This winter at my farm I have three horses getting similar training,  but each horse is so very unique.  Two of my students are not saddle broke, so starting from the ground and working up is the only option.  The third horse is saddle broke but doesn't have a concrete foundation.  It is fun to apply the same tactics such as moving a horse around but for different reasons.

Lyra is 18 months old,  everything is fairly new to her,  so we are just addressing basic comunication.  At this age she is excited to learn and very impressionable.  If I rush her ground work,  her training will collapse in the future.  Calm, quiet and slow is what I strive for.


Cativo is five years old and hasn't been handled since he was a yearling.  When teaching him to move his body around,  his attitude was "why do I have to do this?"  While I called him out on his bluff,  at 17+ hands high,  I had one chance to make a good first impression.  He went through the normal bag of tricks to see what I was made of.  Including longing away,  kicked out and trying to run me over.  Once this was established as "not an option" for behavior,  he is a quick learner.  


Lastly, Chloe knows what to do,  but has the Morgan attitude that she could do it better with out my help.  She has a very strong herd instinct,  not like a collie,  but raher that she needs to keep an eye on the rest of the herd.  It is difficult for her to pay attention to herself when parted from the other horses.  Chloe can move her feet faster than Gregory Hines,  getting her to stop and relax is the main objective.  Taking it back a step and ground driving rather than riding will benefit Chloe because everything will be done at a walk.  Her brain needs to focus on one move at a time.  Morgans are notorious for trying to finish our sentences,  rather than working in the moment.

After a couple weeks of adjusting to their new jobs each horse looks forward to learning and gets comfort from leaving the herd.  My objective is to ground drive each one by the end of the winter.  Lyra and Cativo will be learning the ropes, obedience and partnership.

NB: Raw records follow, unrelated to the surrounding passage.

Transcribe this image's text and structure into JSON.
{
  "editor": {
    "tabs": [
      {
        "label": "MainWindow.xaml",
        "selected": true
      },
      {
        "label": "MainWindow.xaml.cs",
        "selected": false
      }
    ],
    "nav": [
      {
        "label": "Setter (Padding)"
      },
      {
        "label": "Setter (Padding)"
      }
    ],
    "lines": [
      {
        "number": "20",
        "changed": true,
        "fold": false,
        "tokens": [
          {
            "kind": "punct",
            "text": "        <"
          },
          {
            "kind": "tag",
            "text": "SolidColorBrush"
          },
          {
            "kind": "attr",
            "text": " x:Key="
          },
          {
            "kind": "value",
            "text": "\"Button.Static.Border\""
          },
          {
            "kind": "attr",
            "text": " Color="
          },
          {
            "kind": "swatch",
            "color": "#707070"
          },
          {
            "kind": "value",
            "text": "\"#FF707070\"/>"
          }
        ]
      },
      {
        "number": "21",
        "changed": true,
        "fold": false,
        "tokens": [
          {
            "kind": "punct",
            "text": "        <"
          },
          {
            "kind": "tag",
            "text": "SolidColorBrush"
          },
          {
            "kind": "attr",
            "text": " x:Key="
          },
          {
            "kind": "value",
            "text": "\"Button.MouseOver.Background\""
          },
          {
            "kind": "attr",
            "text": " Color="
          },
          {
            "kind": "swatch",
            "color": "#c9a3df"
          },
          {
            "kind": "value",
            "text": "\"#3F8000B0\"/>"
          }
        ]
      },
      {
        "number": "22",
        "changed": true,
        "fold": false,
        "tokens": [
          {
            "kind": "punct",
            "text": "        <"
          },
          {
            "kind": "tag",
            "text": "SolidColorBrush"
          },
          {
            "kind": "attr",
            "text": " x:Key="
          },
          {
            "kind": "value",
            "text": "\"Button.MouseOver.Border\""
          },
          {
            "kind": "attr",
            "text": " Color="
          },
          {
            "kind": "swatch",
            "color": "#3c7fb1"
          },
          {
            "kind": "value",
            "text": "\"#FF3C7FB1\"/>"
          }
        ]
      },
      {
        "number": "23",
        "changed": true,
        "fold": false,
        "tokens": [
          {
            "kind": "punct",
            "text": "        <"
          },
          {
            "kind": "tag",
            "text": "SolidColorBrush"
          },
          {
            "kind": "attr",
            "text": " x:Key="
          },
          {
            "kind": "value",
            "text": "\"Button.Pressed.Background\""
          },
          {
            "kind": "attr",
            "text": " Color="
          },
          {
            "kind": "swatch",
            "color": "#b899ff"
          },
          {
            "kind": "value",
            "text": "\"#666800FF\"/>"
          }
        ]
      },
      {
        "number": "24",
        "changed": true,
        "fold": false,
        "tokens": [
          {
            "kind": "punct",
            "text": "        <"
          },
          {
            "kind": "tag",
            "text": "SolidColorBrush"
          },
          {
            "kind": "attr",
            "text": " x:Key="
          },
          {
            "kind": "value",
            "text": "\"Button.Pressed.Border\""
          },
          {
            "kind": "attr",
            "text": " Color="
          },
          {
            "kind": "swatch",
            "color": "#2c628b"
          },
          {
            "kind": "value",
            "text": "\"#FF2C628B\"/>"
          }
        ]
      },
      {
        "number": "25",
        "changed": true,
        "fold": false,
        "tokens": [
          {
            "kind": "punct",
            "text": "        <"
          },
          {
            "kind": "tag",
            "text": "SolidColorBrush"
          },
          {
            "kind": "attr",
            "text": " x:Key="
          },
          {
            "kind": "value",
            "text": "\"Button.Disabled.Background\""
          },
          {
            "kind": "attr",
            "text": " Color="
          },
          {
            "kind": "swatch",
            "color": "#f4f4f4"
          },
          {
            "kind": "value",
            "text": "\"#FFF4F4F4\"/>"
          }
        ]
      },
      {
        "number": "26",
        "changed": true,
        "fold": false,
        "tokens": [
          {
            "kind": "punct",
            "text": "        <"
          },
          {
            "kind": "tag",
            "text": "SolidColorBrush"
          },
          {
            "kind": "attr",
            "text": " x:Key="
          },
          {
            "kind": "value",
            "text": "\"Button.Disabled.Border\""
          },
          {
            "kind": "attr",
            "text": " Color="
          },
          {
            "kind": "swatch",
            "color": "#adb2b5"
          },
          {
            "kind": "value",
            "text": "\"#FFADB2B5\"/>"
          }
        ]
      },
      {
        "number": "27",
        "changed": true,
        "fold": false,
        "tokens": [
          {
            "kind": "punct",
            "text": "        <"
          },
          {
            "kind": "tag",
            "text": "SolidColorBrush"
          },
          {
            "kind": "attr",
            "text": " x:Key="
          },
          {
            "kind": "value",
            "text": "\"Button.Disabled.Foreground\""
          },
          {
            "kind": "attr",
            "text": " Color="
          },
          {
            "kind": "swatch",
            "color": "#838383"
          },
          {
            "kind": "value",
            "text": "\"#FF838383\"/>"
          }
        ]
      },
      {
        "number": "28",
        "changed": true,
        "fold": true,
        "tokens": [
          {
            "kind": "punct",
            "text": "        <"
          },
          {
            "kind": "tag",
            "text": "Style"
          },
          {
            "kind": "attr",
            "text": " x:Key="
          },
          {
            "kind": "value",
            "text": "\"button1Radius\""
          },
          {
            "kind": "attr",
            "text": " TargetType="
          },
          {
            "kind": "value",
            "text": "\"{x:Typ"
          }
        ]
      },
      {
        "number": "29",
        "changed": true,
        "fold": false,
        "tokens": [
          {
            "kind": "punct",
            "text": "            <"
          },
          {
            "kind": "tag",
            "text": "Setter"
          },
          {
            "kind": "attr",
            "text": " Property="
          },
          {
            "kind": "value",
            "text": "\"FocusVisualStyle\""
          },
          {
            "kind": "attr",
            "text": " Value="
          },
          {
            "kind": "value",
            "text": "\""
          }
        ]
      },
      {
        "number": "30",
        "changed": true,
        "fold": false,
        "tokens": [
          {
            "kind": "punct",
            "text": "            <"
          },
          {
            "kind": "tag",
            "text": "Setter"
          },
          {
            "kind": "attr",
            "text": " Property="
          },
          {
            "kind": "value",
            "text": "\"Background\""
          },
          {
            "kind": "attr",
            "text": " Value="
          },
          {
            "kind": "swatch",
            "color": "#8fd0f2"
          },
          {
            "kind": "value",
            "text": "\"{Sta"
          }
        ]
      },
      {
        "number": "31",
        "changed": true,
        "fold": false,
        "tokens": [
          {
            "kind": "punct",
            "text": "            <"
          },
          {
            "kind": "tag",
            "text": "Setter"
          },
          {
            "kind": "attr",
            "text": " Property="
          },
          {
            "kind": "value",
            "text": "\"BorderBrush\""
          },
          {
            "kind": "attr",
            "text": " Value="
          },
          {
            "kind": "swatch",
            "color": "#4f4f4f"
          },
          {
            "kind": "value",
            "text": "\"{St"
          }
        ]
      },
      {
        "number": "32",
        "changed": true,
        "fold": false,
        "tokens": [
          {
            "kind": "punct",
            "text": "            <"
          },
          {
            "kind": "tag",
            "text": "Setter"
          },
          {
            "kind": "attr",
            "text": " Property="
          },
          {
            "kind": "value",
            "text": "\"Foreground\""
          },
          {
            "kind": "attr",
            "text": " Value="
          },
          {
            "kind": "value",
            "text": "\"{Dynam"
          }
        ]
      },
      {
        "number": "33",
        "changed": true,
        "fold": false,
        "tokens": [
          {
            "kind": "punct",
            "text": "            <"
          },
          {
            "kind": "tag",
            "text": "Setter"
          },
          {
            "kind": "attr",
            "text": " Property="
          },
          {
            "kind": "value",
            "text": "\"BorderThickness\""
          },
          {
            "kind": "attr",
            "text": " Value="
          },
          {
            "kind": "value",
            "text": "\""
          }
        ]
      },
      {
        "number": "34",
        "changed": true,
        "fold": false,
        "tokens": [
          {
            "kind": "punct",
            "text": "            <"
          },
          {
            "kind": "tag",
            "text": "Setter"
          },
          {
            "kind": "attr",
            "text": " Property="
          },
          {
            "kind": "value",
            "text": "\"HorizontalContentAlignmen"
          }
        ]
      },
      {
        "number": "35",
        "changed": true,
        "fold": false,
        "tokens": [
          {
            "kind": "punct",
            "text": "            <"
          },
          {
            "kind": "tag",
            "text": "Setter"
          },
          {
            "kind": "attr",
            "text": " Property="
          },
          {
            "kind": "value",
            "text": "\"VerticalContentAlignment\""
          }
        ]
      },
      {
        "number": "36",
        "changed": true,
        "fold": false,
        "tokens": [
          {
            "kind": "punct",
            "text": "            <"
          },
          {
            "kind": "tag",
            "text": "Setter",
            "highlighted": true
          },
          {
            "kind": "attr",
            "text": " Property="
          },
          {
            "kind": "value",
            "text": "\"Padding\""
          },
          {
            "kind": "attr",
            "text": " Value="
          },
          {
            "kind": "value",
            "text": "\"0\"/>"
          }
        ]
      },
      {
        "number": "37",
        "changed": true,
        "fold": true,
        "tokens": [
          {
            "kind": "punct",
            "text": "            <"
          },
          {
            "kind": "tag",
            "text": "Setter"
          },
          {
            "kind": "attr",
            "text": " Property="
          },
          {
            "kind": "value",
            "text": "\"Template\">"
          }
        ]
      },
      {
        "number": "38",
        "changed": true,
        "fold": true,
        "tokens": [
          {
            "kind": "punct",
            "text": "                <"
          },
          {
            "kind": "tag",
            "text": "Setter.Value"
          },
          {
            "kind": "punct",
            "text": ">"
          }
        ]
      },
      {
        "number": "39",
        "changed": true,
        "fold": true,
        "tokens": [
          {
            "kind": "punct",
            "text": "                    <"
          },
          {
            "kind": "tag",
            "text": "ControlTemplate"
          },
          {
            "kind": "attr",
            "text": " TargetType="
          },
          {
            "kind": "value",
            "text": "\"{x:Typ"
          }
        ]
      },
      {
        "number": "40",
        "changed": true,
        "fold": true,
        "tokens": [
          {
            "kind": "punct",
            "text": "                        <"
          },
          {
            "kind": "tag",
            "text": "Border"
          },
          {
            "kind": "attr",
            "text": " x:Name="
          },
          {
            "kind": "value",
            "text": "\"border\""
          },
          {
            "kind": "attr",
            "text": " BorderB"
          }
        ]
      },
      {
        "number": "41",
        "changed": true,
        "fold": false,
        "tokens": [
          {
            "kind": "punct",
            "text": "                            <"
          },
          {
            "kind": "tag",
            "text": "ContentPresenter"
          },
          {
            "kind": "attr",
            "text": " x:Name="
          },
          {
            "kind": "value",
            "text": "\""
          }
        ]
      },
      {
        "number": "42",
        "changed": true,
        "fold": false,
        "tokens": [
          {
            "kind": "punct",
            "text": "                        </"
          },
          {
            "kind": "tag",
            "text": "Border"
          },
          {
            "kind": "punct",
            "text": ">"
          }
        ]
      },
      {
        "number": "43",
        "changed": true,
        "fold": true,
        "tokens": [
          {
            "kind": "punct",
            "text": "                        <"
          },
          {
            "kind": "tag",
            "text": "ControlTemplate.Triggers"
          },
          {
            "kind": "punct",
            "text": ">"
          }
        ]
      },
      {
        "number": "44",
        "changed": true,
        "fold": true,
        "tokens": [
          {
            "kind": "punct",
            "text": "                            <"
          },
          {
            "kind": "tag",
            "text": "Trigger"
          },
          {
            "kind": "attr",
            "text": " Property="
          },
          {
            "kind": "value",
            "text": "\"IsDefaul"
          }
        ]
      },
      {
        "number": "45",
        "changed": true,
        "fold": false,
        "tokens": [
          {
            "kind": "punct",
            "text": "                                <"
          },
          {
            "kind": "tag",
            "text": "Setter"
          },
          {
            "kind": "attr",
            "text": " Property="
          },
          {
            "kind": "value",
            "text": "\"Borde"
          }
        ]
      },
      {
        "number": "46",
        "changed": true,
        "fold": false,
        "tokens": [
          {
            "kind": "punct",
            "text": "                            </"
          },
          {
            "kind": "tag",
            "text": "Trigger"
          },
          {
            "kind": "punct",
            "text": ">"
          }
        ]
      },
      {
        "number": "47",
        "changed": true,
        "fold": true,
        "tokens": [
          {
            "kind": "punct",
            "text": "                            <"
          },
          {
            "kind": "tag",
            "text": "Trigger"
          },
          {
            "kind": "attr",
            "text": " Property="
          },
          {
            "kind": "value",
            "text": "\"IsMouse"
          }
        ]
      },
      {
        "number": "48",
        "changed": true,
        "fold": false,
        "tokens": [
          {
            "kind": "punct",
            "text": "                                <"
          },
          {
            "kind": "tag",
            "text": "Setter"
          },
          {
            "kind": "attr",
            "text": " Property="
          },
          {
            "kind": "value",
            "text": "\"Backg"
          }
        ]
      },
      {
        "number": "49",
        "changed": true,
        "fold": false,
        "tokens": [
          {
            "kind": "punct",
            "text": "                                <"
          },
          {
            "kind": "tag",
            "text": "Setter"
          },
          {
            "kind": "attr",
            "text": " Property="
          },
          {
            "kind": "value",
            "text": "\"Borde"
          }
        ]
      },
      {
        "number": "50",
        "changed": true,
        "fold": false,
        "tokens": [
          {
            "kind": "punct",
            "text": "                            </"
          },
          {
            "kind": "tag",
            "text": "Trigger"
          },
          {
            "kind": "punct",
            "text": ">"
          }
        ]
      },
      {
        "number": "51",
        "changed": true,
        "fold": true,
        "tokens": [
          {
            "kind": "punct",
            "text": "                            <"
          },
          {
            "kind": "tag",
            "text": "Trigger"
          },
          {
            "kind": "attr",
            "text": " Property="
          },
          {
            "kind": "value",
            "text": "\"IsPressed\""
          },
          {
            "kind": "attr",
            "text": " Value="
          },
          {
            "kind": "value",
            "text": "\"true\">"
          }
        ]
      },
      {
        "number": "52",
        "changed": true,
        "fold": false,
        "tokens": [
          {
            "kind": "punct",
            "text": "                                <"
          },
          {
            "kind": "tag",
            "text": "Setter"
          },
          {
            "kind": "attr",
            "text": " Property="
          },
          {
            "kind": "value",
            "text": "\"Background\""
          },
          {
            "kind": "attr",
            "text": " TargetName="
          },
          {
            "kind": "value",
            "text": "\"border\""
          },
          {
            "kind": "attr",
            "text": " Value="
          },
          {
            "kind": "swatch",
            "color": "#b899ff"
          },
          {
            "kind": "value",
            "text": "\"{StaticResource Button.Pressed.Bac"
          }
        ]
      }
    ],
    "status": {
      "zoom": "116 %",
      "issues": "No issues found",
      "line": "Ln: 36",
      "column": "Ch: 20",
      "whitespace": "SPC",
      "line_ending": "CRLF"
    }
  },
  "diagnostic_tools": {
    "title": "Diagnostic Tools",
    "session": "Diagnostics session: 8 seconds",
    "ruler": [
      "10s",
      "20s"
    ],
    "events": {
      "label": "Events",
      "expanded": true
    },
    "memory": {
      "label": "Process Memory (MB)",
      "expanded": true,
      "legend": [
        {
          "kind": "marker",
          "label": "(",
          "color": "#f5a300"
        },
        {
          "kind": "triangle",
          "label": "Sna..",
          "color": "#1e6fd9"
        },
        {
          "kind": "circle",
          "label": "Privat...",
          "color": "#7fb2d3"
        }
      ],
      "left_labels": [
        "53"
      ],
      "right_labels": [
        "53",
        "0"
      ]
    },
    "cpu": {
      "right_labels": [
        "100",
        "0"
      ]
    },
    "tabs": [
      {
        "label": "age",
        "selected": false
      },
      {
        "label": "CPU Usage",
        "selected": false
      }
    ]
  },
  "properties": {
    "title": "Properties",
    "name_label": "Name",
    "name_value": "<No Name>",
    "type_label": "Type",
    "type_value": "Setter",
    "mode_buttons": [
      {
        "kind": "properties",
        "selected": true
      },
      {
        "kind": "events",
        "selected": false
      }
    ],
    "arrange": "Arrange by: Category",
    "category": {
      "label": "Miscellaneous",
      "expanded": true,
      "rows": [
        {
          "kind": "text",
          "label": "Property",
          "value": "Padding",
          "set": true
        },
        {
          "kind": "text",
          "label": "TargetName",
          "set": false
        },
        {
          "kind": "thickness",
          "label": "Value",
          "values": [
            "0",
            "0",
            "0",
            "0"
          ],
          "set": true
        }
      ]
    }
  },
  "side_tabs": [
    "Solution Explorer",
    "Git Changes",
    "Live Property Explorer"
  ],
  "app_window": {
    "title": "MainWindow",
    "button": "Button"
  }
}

Chloe is having a more of a yoga approach toward the whole thing.  Physically she can do anything,  mentally she is learning to hold a pose,  take a breath and just relax.